This series is intended to help those required to be in compliance with HIPAA understand what is required of them. Regulatory standards are often times difficult to understand as they are worded vaguely. By the end of this series, you will have a better understanding of what is required of you by HIPAA. In addition, I will provide suggestions on how to achieve compliance based on what I have seen work most effectively.
To effectively manage any process, you must first identify all personnel who have a critical role in that process and make sure they know a few things. The first thing they should know is that they have a critical role in said process, this seem obvious, but I’ve encountered many instances where the first time a person knew they held a role was during an interview with me about the duties associated with their role. The second thing they should know are the duties associated with their role, similarly to my above statement I have encountered many, many instances where the person who held a certain role had no idea what their responsibilities were. HIPAA requires that that the person responsible for development and implementation be identified.
“164.308(a)(2) Standard: Assigned security responsibility. Identify the security official who is responsible for the development and implementation of the policies and procedures required by this subpart for the entity.”
You may read this rule and assume all you need is to name a person who is responsible for creating and implementing policies and procedures pertaining to HIPAA, however this is one of the few rules where it initially sounds simple but upon further review is much more complicated. So yes, you must identify the individual responsible for these actions. The most efficient method is to have this role formally appointed by a member of senior management (or a board if your organization has one), this role is typically labeled one of the following: HIPAA Privacy Officer, HIPAA Security Officer, and/or HIPAA Compliance Officer.

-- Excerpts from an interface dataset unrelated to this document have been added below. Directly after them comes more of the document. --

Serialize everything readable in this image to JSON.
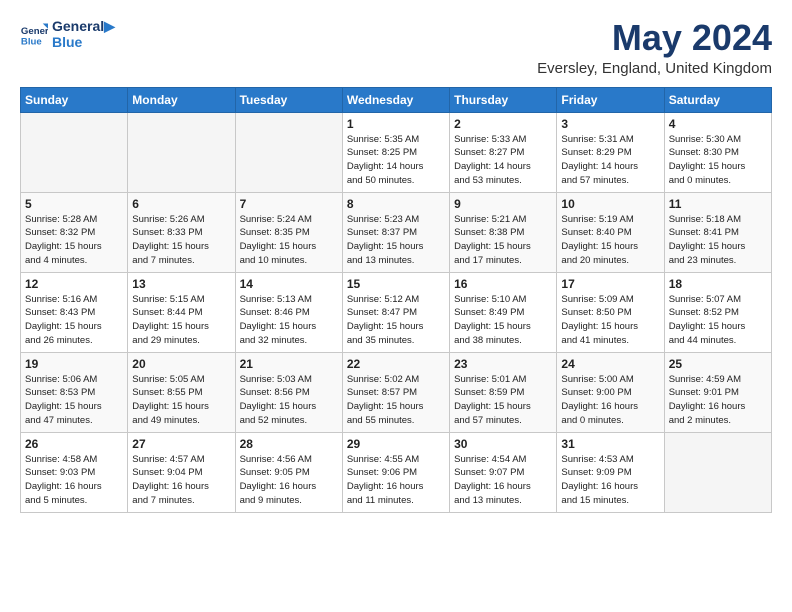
{
  "header": {
    "logo_line1": "General",
    "logo_line2": "Blue",
    "title": "May 2024",
    "location": "Eversley, England, United Kingdom"
  },
  "days_of_week": [
    "Sunday",
    "Monday",
    "Tuesday",
    "Wednesday",
    "Thursday",
    "Friday",
    "Saturday"
  ],
  "weeks": [
    [
      {
        "day": "",
        "info": ""
      },
      {
        "day": "",
        "info": ""
      },
      {
        "day": "",
        "info": ""
      },
      {
        "day": "1",
        "info": "Sunrise: 5:35 AM\nSunset: 8:25 PM\nDaylight: 14 hours\nand 50 minutes."
      },
      {
        "day": "2",
        "info": "Sunrise: 5:33 AM\nSunset: 8:27 PM\nDaylight: 14 hours\nand 53 minutes."
      },
      {
        "day": "3",
        "info": "Sunrise: 5:31 AM\nSunset: 8:29 PM\nDaylight: 14 hours\nand 57 minutes."
      },
      {
        "day": "4",
        "info": "Sunrise: 5:30 AM\nSunset: 8:30 PM\nDaylight: 15 hours\nand 0 minutes."
      }
    ],
    [
      {
        "day": "5",
        "info": "Sunrise: 5:28 AM\nSunset: 8:32 PM\nDaylight: 15 hours\nand 4 minutes."
      },
      {
        "day": "6",
        "info": "Sunrise: 5:26 AM\nSunset: 8:33 PM\nDaylight: 15 hours\nand 7 minutes."
      },
      {
        "day": "7",
        "info": "Sunrise: 5:24 AM\nSunset: 8:35 PM\nDaylight: 15 hours\nand 10 minutes."
      },
      {
        "day": "8",
        "info": "Sunrise: 5:23 AM\nSunset: 8:37 PM\nDaylight: 15 hours\nand 13 minutes."
      },
      {
        "day": "9",
        "info": "Sunrise: 5:21 AM\nSunset: 8:38 PM\nDaylight: 15 hours\nand 17 minutes."
      },
      {
        "day": "10",
        "info": "Sunrise: 5:19 AM\nSunset: 8:40 PM\nDaylight: 15 hours\nand 20 minutes."
      },
      {
        "day": "11",
        "info": "Sunrise: 5:18 AM\nSunset: 8:41 PM\nDaylight: 15 hours\nand 23 minutes."
      }
    ],
    [
      {
        "day": "12",
        "info": "Sunrise: 5:16 AM\nSunset: 8:43 PM\nDaylight: 15 hours\nand 26 minutes."
      },
      {
        "day": "13",
        "info": "Sunrise: 5:15 AM\nSunset: 8:44 PM\nDaylight: 15 hours\nand 29 minutes."
      },
      {
        "day": "14",
        "info": "Sunrise: 5:13 AM\nSunset: 8:46 PM\nDaylight: 15 hours\nand 32 minutes."
      },
      {
        "day": "15",
        "info": "Sunrise: 5:12 AM\nSunset: 8:47 PM\nDaylight: 15 hours\nand 35 minutes."
      },
      {
        "day": "16",
        "info": "Sunrise: 5:10 AM\nSunset: 8:49 PM\nDaylight: 15 hours\nand 38 minutes."
      },
      {
        "day": "17",
        "info": "Sunrise: 5:09 AM\nSunset: 8:50 PM\nDaylight: 15 hours\nand 41 minutes."
      },
      {
        "day": "18",
        "info": "Sunrise: 5:07 AM\nSunset: 8:52 PM\nDaylight: 15 hours\nand 44 minutes."
      }
    ],
    [
      {
        "day": "19",
        "info": "Sunrise: 5:06 AM\nSunset: 8:53 PM\nDaylight: 15 hours\nand 47 minutes."
      },
      {
        "day": "20",
        "info": "Sunrise: 5:05 AM\nSunset: 8:55 PM\nDaylight: 15 hours\nand 49 minutes."
      },
      {
        "day": "21",
        "info": "Sunrise: 5:03 AM\nSunset: 8:56 PM\nDaylight: 15 hours\nand 52 minutes."
      },
      {
        "day": "22",
        "info": "Sunrise: 5:02 AM\nSunset: 8:57 PM\nDaylight: 15 hours\nand 55 minutes."
      },
      {
        "day": "23",
        "info": "Sunrise: 5:01 AM\nSunset: 8:59 PM\nDaylight: 15 hours\nand 57 minutes."
      },
      {
        "day": "24",
        "info": "Sunrise: 5:00 AM\nSunset: 9:00 PM\nDaylight: 16 hours\nand 0 minutes."
      },
      {
        "day": "25",
        "info": "Sunrise: 4:59 AM\nSunset: 9:01 PM\nDaylight: 16 hours\nand 2 minutes."
      }
    ],
    [
      {
        "day": "26",
        "info": "Sunrise: 4:58 AM\nSunset: 9:03 PM\nDaylight: 16 hours\nand 5 minutes."
      },
      {
        "day": "27",
        "info": "Sunrise: 4:57 AM\nSunset: 9:04 PM\nDaylight: 16 hours\nand 7 minutes."
      },
      {
        "day": "28",
        "info": "Sunrise: 4:56 AM\nSunset: 9:05 PM\nDaylight: 16 hours\nand 9 minutes."
      },
      {
        "day": "29",
        "info": "Sunrise: 4:55 AM\nSunset: 9:06 PM\nDaylight: 16 hours\nand 11 minutes."
      },
      {
        "day": "30",
        "info": "Sunrise: 4:54 AM\nSunset: 9:07 PM\nDaylight: 16 hours\nand 13 minutes."
      },
      {
        "day": "31",
        "info": "Sunrise: 4:53 AM\nSunset: 9:09 PM\nDaylight: 16 hours\nand 15 minutes."
      },
      {
        "day": "",
        "info": ""
      }
    ]
  ]
}
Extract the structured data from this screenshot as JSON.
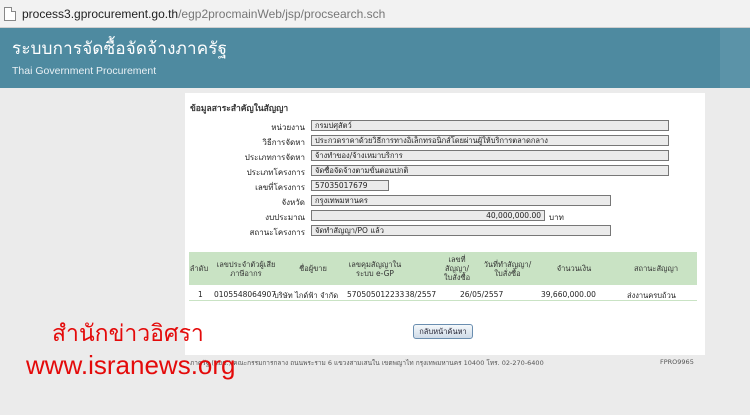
{
  "browser": {
    "url_host": "process3.gprocurement.go.th",
    "url_path": "/egp2procmainWeb/jsp/procsearch.sch"
  },
  "header": {
    "title_th": "ระบบการจัดซื้อจัดจ้างภาครัฐ",
    "title_en": "Thai Government Procurement"
  },
  "contract_info": {
    "section_title": "ข้อมูลสาระสำคัญในสัญญา",
    "fields": [
      {
        "label": "หน่วยงาน",
        "value": "กรมปศุสัตว์"
      },
      {
        "label": "วิธีการจัดหา",
        "value": "ประกวดราคาด้วยวิธีการทางอิเล็กทรอนิกส์โดยผ่านผู้ให้บริการตลาดกลาง"
      },
      {
        "label": "ประเภทการจัดหา",
        "value": "จ้างทำของ/จ้างเหมาบริการ"
      },
      {
        "label": "ประเภทโครงการ",
        "value": "จัดซื้อจัดจ้างตามขั้นตอนปกติ"
      },
      {
        "label": "เลขที่โครงการ",
        "value": "57035017679"
      },
      {
        "label": "จังหวัด",
        "value": "กรุงเทพมหานคร"
      },
      {
        "label": "งบประมาณ",
        "value": "40,000,000.00",
        "unit": "บาท"
      },
      {
        "label": "สถานะโครงการ",
        "value": "จัดทำสัญญา/PO แล้ว"
      }
    ]
  },
  "table": {
    "headers": {
      "no": "ลำดับ",
      "taxid": "เลขประจำตัวผู้เสียภาษีอากร",
      "seller": "ชื่อผู้ขาย",
      "egp_no": "เลขคุมสัญญาในระบบ e-GP",
      "contract_no": "เลขที่สัญญา/ใบสั่งซื้อ",
      "contract_date": "วันที่ทำสัญญา/ใบสั่งซื้อ",
      "amount": "จำนวนเงิน",
      "status": "สถานะสัญญา"
    },
    "rows": [
      {
        "no": "1",
        "taxid": "0105548064907",
        "seller": "บริษัท ไกด์ฟ้า จำกัด",
        "egp_no": "570505012233",
        "contract_no": "38/2557",
        "contract_date": "26/05/2557",
        "amount": "39,660,000.00",
        "status": "ส่งงานครบถ้วน"
      }
    ]
  },
  "back_button": "กลับหน้าค้นหา",
  "footer": {
    "text": "ภาครัฐ (สมช.) คณะกรรมการกลาง ถนนพระราม 6 แขวงสามเสนใน เขตพญาไท กรุงเทพมหานคร 10400 โทร. 02-270-6400",
    "code": "FPRO9965"
  },
  "watermark": {
    "line1": "สำนักข่าวอิศรา",
    "line2": "www.isranews.org"
  },
  "colors": {
    "banner": "#4e8aa0",
    "table_header": "#c9e3c4",
    "watermark": "#e40a0a"
  }
}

But the development and implementation of the policies and procedures is a bit more involved than creating some documents and handing them out to the appropriate parties. Treat this development as a living process wherein you are constantly revising the documents based on how they perform; even when they are to a point where they meet all regulatory requirements you are still reviewing them to ensure they are still efficiently meeting said requirements. This ties directly into implementing these documents. You may not be the one implementing every aspect of every policy, let’s hope not anyway, but you should have some oversight and be receiving feedback on the effectiveness of your documents from those responsible for the implementation.
In many situations the HIPAA officer will delegate some or all these responsibilities to other individuals within their organization, the misconception here is that they are no longer responsible for these processes, this is false as HIPAA requires that an individual and not a group be responsible, so the responsibility will still fall to whomever was appointed.
This sounds like a lot more than the rule requires but having a competent person appointed and an efficient method for developing and implementing policies and procedures will establish the foundation of your HIPAA Compliance program.